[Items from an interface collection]
--

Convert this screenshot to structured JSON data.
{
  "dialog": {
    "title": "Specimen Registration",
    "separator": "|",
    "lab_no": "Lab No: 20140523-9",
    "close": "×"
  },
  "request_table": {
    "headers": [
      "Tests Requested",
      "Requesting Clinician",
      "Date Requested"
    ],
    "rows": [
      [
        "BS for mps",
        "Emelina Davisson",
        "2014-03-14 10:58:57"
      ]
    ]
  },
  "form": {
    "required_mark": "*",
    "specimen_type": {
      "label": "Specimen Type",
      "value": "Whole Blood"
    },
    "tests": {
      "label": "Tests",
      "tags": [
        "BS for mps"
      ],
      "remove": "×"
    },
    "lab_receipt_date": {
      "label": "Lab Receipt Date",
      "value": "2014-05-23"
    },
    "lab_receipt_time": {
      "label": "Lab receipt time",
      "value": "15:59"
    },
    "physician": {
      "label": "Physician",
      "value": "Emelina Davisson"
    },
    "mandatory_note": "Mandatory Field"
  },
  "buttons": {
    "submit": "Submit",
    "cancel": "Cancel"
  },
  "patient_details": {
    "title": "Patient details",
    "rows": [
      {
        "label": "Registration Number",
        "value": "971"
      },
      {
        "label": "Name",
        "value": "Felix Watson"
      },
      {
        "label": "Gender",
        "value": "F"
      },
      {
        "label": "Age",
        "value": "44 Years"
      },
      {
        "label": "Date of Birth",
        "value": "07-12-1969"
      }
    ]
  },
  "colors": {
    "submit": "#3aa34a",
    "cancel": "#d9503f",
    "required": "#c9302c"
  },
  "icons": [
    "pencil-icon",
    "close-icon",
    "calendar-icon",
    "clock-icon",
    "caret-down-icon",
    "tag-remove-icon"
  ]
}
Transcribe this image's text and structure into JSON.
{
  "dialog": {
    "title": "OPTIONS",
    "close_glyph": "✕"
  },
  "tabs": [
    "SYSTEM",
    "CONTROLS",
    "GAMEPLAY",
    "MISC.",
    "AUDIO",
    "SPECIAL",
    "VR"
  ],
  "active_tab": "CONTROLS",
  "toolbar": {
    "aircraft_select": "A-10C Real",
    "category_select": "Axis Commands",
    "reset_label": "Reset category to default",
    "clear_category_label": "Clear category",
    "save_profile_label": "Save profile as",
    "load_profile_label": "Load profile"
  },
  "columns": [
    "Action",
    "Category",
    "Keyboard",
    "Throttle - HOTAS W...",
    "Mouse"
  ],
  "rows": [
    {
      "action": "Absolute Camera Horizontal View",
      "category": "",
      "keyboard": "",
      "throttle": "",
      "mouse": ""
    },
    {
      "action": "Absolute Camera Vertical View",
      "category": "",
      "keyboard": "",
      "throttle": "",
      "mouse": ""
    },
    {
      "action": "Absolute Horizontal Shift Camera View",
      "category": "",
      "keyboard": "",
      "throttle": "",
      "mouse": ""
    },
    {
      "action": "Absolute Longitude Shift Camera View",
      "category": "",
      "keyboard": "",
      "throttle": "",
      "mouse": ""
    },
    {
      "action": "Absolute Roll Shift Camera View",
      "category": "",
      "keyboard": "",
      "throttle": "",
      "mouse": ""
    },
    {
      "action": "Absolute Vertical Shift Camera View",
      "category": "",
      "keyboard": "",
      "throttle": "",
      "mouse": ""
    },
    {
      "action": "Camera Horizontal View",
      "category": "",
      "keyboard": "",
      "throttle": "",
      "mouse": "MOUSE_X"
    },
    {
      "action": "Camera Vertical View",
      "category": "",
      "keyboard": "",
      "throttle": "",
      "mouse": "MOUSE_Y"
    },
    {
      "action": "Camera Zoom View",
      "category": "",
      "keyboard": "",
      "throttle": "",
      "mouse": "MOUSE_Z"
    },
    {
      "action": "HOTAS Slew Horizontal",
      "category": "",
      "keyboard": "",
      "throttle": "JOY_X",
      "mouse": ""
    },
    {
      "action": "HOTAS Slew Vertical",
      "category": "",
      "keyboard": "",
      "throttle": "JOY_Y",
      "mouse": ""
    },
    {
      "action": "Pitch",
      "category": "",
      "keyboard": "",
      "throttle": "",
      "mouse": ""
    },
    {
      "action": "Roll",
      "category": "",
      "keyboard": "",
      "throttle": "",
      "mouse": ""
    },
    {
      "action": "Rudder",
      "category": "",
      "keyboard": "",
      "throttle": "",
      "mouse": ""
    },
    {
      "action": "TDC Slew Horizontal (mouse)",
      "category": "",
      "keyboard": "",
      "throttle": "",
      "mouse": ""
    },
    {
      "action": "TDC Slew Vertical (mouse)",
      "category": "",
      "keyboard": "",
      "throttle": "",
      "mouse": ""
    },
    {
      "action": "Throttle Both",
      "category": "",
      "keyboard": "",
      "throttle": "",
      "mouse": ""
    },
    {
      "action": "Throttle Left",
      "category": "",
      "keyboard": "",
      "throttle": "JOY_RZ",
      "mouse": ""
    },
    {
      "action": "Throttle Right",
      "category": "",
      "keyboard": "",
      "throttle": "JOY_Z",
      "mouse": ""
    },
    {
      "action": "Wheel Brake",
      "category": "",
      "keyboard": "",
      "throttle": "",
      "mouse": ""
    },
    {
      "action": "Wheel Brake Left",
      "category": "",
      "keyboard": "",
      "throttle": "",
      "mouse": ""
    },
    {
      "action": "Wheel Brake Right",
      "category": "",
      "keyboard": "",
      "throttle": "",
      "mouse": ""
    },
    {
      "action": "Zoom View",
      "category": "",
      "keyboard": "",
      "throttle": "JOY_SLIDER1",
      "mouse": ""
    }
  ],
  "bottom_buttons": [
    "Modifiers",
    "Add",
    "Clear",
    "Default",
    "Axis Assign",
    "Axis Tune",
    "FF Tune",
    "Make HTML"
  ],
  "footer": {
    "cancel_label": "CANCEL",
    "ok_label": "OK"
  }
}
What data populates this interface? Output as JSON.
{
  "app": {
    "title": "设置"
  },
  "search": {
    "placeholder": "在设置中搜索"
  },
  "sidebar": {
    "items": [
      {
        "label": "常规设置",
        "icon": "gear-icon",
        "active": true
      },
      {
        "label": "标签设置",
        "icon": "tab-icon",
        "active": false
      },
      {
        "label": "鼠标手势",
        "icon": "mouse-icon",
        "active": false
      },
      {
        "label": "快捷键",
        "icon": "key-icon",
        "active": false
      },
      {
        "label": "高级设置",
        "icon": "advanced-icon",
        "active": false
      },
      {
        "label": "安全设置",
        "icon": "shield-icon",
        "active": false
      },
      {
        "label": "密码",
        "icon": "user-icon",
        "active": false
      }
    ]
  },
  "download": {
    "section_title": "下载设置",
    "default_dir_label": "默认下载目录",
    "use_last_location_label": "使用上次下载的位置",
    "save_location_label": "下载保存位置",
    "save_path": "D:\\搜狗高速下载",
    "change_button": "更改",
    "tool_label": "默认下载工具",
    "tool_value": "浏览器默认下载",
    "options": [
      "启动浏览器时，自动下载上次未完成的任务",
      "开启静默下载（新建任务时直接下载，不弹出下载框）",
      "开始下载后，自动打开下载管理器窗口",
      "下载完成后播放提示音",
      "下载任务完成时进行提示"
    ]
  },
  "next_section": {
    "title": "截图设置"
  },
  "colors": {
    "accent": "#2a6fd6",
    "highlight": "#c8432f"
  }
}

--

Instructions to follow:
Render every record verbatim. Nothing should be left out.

Answer section:
Convert this screenshot to structured JSON data.
{
  "dialog": {
    "title": "Specimen Registration",
    "separator": "|",
    "lab_no": "Lab No: 20140523-9",
    "close": "×"
  },
  "request_table": {
    "headers": [
      "Tests Requested",
      "Requesting Clinician",
      "Date Requested"
    ],
    "rows": [
      [
        "BS for mps",
        "Emelina Davisson",
        "2014-03-14 10:58:57"
      ]
    ]
  },
  "form": {
    "required_mark": "*",
    "specimen_type": {
      "label": "Specimen Type",
      "value": "Whole Blood"
    },
    "tests": {
      "label": "Tests",
      "tags": [
        "BS for mps"
      ],
      "remove": "×"
    },
    "lab_receipt_date": {
      "label": "Lab Receipt Date",
      "value": "2014-05-23"
    },
    "lab_receipt_time": {
      "label": "Lab receipt time",
      "value": "15:59"
    },
    "physician": {
      "label": "Physician",
      "value": "Emelina Davisson"
    },
    "mandatory_note": "Mandatory Field"
  },
  "buttons": {
    "submit": "Submit",
    "cancel": "Cancel"
  },
  "patient_details": {
    "title": "Patient details",
    "rows": [
      {
        "label": "Registration Number",
        "value": "971"
      },
      {
        "label": "Name",
        "value": "Felix Watson"
      },
      {
        "label": "Gender",
        "value": "F"
      },
      {
        "label": "Age",
        "value": "44 Years"
      },
      {
        "label": "Date of Birth",
        "value": "07-12-1969"
      }
    ]
  },
  "colors": {
    "submit": "#3aa34a",
    "cancel": "#d9503f",
    "required": "#c9302c"
  },
  "icons": [
    "pencil-icon",
    "close-icon",
    "calendar-icon",
    "clock-icon",
    "caret-down-icon",
    "tag-remove-icon"
  ]
}
Transcribe this image's text and structure into JSON.
{
  "dialog": {
    "title": "OPTIONS",
    "close_glyph": "✕"
  },
  "tabs": [
    "SYSTEM",
    "CONTROLS",
    "GAMEPLAY",
    "MISC.",
    "AUDIO",
    "SPECIAL",
    "VR"
  ],
  "active_tab": "CONTROLS",
  "toolbar": {
    "aircraft_select": "A-10C Real",
    "category_select": "Axis Commands",
    "reset_label": "Reset category to default",
    "clear_category_label": "Clear category",
    "save_profile_label": "Save profile as",
    "load_profile_label": "Load profile"
  },
  "columns": [
    "Action",
    "Category",
    "Keyboard",
    "Throttle - HOTAS W...",
    "Mouse"
  ],
  "rows": [
    {
      "action": "Absolute Camera Horizontal View",
      "category": "",
      "keyboard": "",
      "throttle": "",
      "mouse": ""
    },
    {
      "action": "Absolute Camera Vertical View",
      "category": "",
      "keyboard": "",
      "throttle": "",
      "mouse": ""
    },
    {
      "action": "Absolute Horizontal Shift Camera View",
      "category": "",
      "keyboard": "",
      "throttle": "",
      "mouse": ""
    },
    {
      "action": "Absolute Longitude Shift Camera View",
      "category": "",
      "keyboard": "",
      "throttle": "",
      "mouse": ""
    },
    {
      "action": "Absolute Roll Shift Camera View",
      "category": "",
      "keyboard": "",
      "throttle": "",
      "mouse": ""
    },
    {
      "action": "Absolute Vertical Shift Camera View",
      "category": "",
      "keyboard": "",
      "throttle": "",
      "mouse": ""
    },
    {
      "action": "Camera Horizontal View",
      "category": "",
      "keyboard": "",
      "throttle": "",
      "mouse": "MOUSE_X"
    },
    {
      "action": "Camera Vertical View",
      "category": "",
      "keyboard": "",
      "throttle": "",
      "mouse": "MOUSE_Y"
    },
    {
      "action": "Camera Zoom View",
      "category": "",
      "keyboard": "",
      "throttle": "",
      "mouse": "MOUSE_Z"
    },
    {
      "action": "HOTAS Slew Horizontal",
      "category": "",
      "keyboard": "",
      "throttle": "JOY_X",
      "mouse": ""
    },
    {
      "action": "HOTAS Slew Vertical",
      "category": "",
      "keyboard": "",
      "throttle": "JOY_Y",
      "mouse": ""
    },
    {
      "action": "Pitch",
      "category": "",
      "keyboard": "",
      "throttle": "",
      "mouse": ""
    },
    {
      "action": "Roll",
      "category": "",
      "keyboard": "",
      "throttle": "",
      "mouse": ""
    },
    {
      "action": "Rudder",
      "category": "",
      "keyboard": "",
      "throttle": "",
      "mouse": ""
    },
    {
      "action": "TDC Slew Horizontal (mouse)",
      "category": "",
      "keyboard": "",
      "throttle": "",
      "mouse": ""
    },
    {
      "action": "TDC Slew Vertical (mouse)",
      "category": "",
      "keyboard": "",
      "throttle": "",
      "mouse": ""
    },
    {
      "action": "Throttle Both",
      "category": "",
      "keyboard": "",
      "throttle": "",
      "mouse": ""
    },
    {
      "action": "Throttle Left",
      "category": "",
      "keyboard": "",
      "throttle": "JOY_RZ",
      "mouse": ""
    },
    {
      "action": "Throttle Right",
      "category": "",
      "keyboard": "",
      "throttle": "JOY_Z",
      "mouse": ""
    },
    {
      "action": "Wheel Brake",
      "category": "",
      "keyboard": "",
      "throttle": "",
      "mouse": ""
    },
    {
      "action": "Wheel Brake Left",
      "category": "",
      "keyboard": "",
      "throttle": "",
      "mouse": ""
    },
    {
      "action": "Wheel Brake Right",
      "category": "",
      "keyboard": "",
      "throttle": "",
      "mouse": ""
    },
    {
      "action": "Zoom View",
      "category": "",
      "keyboard": "",
      "throttle": "JOY_SLIDER1",
      "mouse": ""
    }
  ],
  "bottom_buttons": [
    "Modifiers",
    "Add",
    "Clear",
    "Default",
    "Axis Assign",
    "Axis Tune",
    "FF Tune",
    "Make HTML"
  ],
  "footer": {
    "cancel_label": "CANCEL",
    "ok_label": "OK"
  }
}
What data populates this interface? Output as JSON.
{
  "app": {
    "title": "设置"
  },
  "search": {
    "placeholder": "在设置中搜索"
  },
  "sidebar": {
    "items": [
      {
        "label": "常规设置",
        "icon": "gear-icon",
        "active": true
      },
      {
        "label": "标签设置",
        "icon": "tab-icon",
        "active": false
      },
      {
        "label": "鼠标手势",
        "icon": "mouse-icon",
        "active": false
      },
      {
        "label": "快捷键",
        "icon": "key-icon",
        "active": false
      },
      {
        "label": "高级设置",
        "icon": "advanced-icon",
        "active": false
      },
      {
        "label": "安全设置",
        "icon": "shield-icon",
        "active": false
      },
      {
        "label": "密码",
        "icon": "user-icon",
        "active": false
      }
    ]
  },
  "download": {
    "section_title": "下载设置",
    "default_dir_label": "默认下载目录",
    "use_last_location_label": "使用上次下载的位置",
    "save_location_label": "下载保存位置",
    "save_path": "D:\\搜狗高速下载",
    "change_button": "更改",
    "tool_label": "默认下载工具",
    "tool_value": "浏览器默认下载",
    "options": [
      "启动浏览器时，自动下载上次未完成的任务",
      "开启静默下载（新建任务时直接下载，不弹出下载框）",
      "开始下载后，自动打开下载管理器窗口",
      "下载完成后播放提示音",
      "下载任务完成时进行提示"
    ]
  },
  "next_section": {
    "title": "截图设置"
  },
  "colors": {
    "accent": "#2a6fd6",
    "highlight": "#c8432f"
  }
}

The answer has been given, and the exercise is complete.